## Task to complete
All records below are to be duplicated exactly, with every picture excluded.

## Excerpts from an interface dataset
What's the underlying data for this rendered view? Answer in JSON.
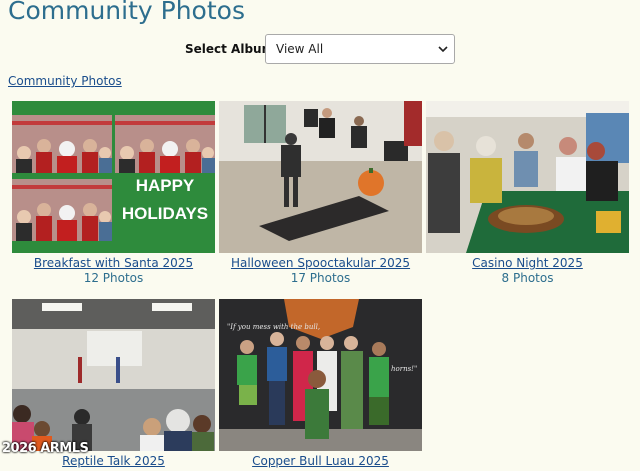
{
  "page": {
    "title": "Community Photos"
  },
  "album_filter": {
    "label": "Select Album:",
    "selected": "View All"
  },
  "breadcrumb": {
    "label": "Community Photos"
  },
  "albums": [
    {
      "title": "Breakfast with Santa 2025",
      "count": "12 Photos",
      "overlay_line1": "HAPPY",
      "overlay_line2": "HOLIDAYS"
    },
    {
      "title": "Halloween Spooctakular 2025",
      "count": "17 Photos"
    },
    {
      "title": "Casino Night 2025",
      "count": "8 Photos"
    },
    {
      "title": "Reptile Talk 2025",
      "count": ""
    },
    {
      "title": "Copper Bull Luau 2025",
      "count": "",
      "sign_text_left": "\"If you mess with the bull,",
      "sign_text_right": "horns!\""
    }
  ],
  "watermark": "2026 ARMLS"
}
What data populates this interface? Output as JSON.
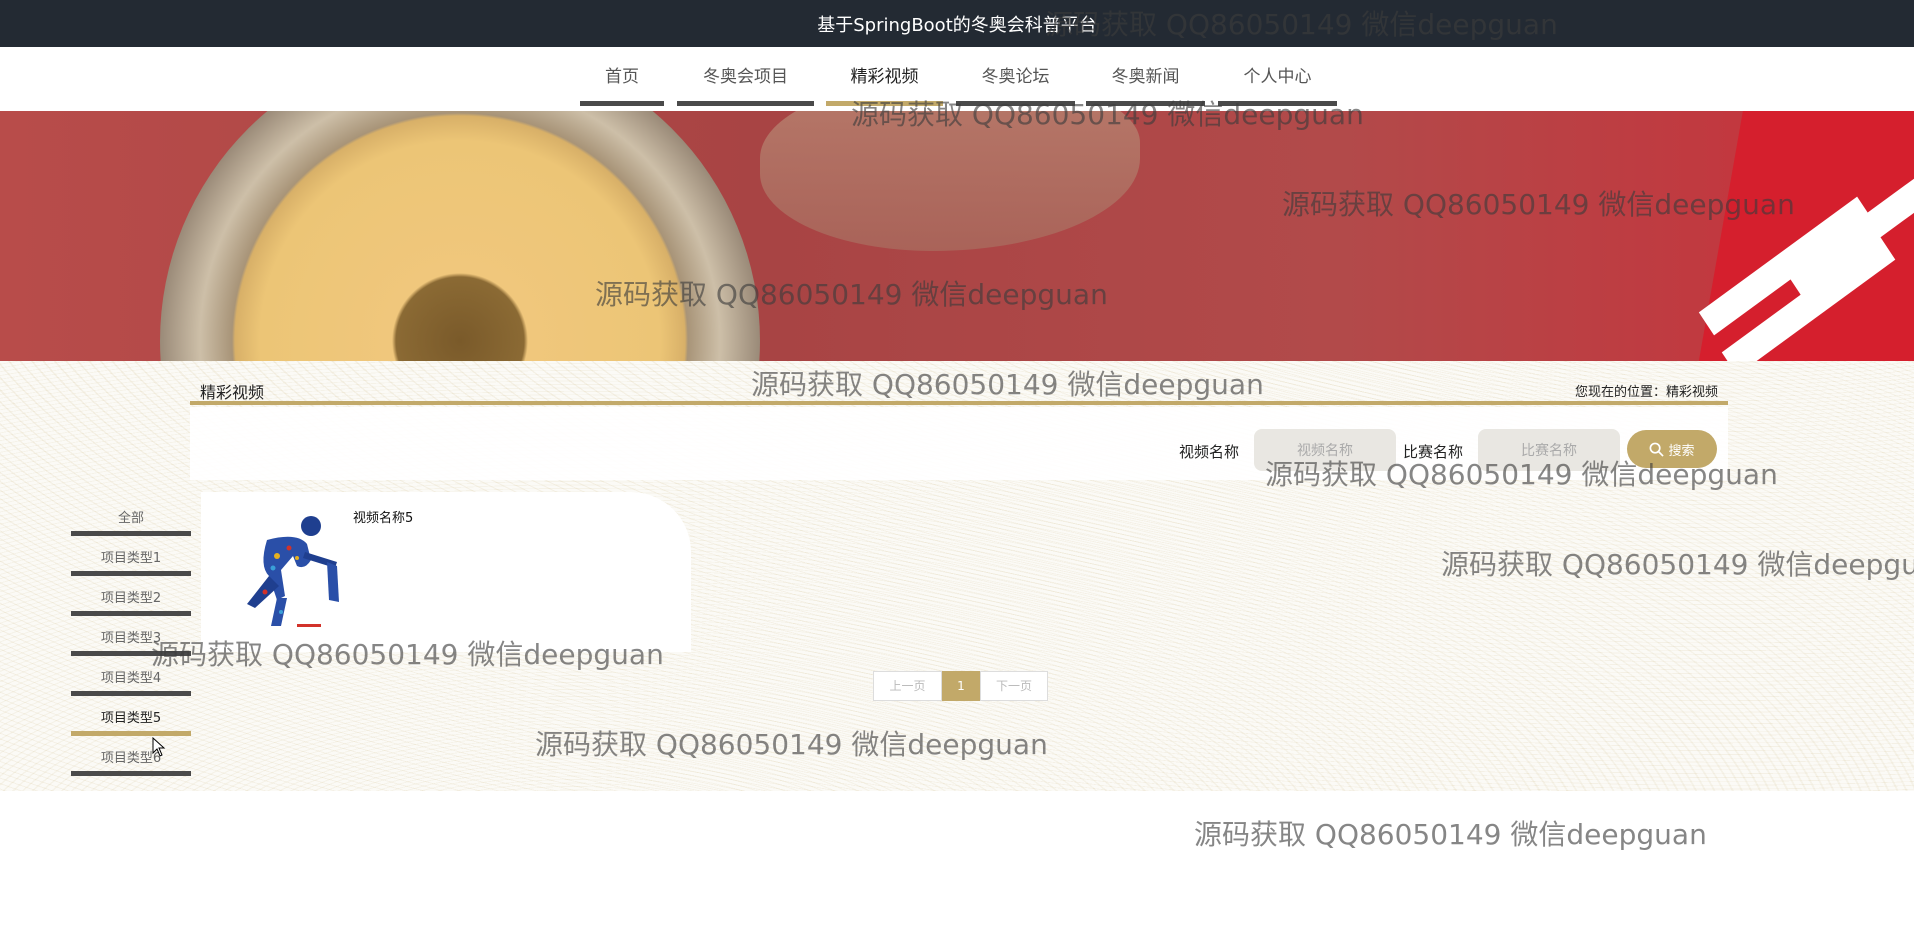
{
  "app": {
    "title": "基于SpringBoot的冬奥会科普平台"
  },
  "nav": {
    "items": [
      {
        "label": "首页"
      },
      {
        "label": "冬奥会项目"
      },
      {
        "label": "精彩视频"
      },
      {
        "label": "冬奥论坛"
      },
      {
        "label": "冬奥新闻"
      },
      {
        "label": "个人中心"
      }
    ],
    "active": "精彩视频"
  },
  "page": {
    "title": "精彩视频",
    "location_prefix": "您现在的位置：",
    "location": "精彩视频"
  },
  "search": {
    "video_label": "视频名称",
    "video_placeholder": "视频名称",
    "match_label": "比赛名称",
    "match_placeholder": "比赛名称",
    "button": "搜索"
  },
  "categories": {
    "items": [
      {
        "label": "全部"
      },
      {
        "label": "项目类型1"
      },
      {
        "label": "项目类型2"
      },
      {
        "label": "项目类型3"
      },
      {
        "label": "项目类型4"
      },
      {
        "label": "项目类型5"
      },
      {
        "label": "项目类型6"
      }
    ],
    "active": "项目类型5"
  },
  "videos": [
    {
      "name": "视频名称5",
      "icon": "ice-hockey-player-icon"
    }
  ],
  "pagination": {
    "prev": "上一页",
    "current": "1",
    "next": "下一页"
  },
  "watermark": "源码获取 QQ86050149 微信deepguan",
  "colors": {
    "accent": "#c2a969",
    "topbar": "#232a33",
    "nav_underline": "#4a4a4a"
  }
}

## Response area
What's the underlying data for this rendered view? Answer in JSON.
{
  "page": {
    "title": "Community Photos"
  },
  "album_filter": {
    "label": "Select Album:",
    "selected": "View All"
  },
  "breadcrumb": {
    "label": "Community Photos"
  },
  "albums": [
    {
      "title": "Breakfast with Santa 2025",
      "count": "12 Photos",
      "overlay_line1": "HAPPY",
      "overlay_line2": "HOLIDAYS"
    },
    {
      "title": "Halloween Spooctakular 2025",
      "count": "17 Photos"
    },
    {
      "title": "Casino Night 2025",
      "count": "8 Photos"
    },
    {
      "title": "Reptile Talk 2025",
      "count": ""
    },
    {
      "title": "Copper Bull Luau 2025",
      "count": "",
      "sign_text_left": "\"If you mess with the bull,",
      "sign_text_right": "horns!\""
    }
  ],
  "watermark": "2026 ARMLS"
}
What data populates this interface? Output as JSON.
{
  "app": {
    "title": "基于SpringBoot的冬奥会科普平台"
  },
  "nav": {
    "items": [
      {
        "label": "首页"
      },
      {
        "label": "冬奥会项目"
      },
      {
        "label": "精彩视频"
      },
      {
        "label": "冬奥论坛"
      },
      {
        "label": "冬奥新闻"
      },
      {
        "label": "个人中心"
      }
    ],
    "active": "精彩视频"
  },
  "page": {
    "title": "精彩视频",
    "location_prefix": "您现在的位置：",
    "location": "精彩视频"
  },
  "search": {
    "video_label": "视频名称",
    "video_placeholder": "视频名称",
    "match_label": "比赛名称",
    "match_placeholder": "比赛名称",
    "button": "搜索"
  },
  "categories": {
    "items": [
      {
        "label": "全部"
      },
      {
        "label": "项目类型1"
      },
      {
        "label": "项目类型2"
      },
      {
        "label": "项目类型3"
      },
      {
        "label": "项目类型4"
      },
      {
        "label": "项目类型5"
      },
      {
        "label": "项目类型6"
      }
    ],
    "active": "项目类型5"
  },
  "videos": [
    {
      "name": "视频名称5",
      "icon": "ice-hockey-player-icon"
    }
  ],
  "pagination": {
    "prev": "上一页",
    "current": "1",
    "next": "下一页"
  },
  "watermark": "源码获取 QQ86050149 微信deepguan",
  "colors": {
    "accent": "#c2a969",
    "topbar": "#232a33",
    "nav_underline": "#4a4a4a"
  }
}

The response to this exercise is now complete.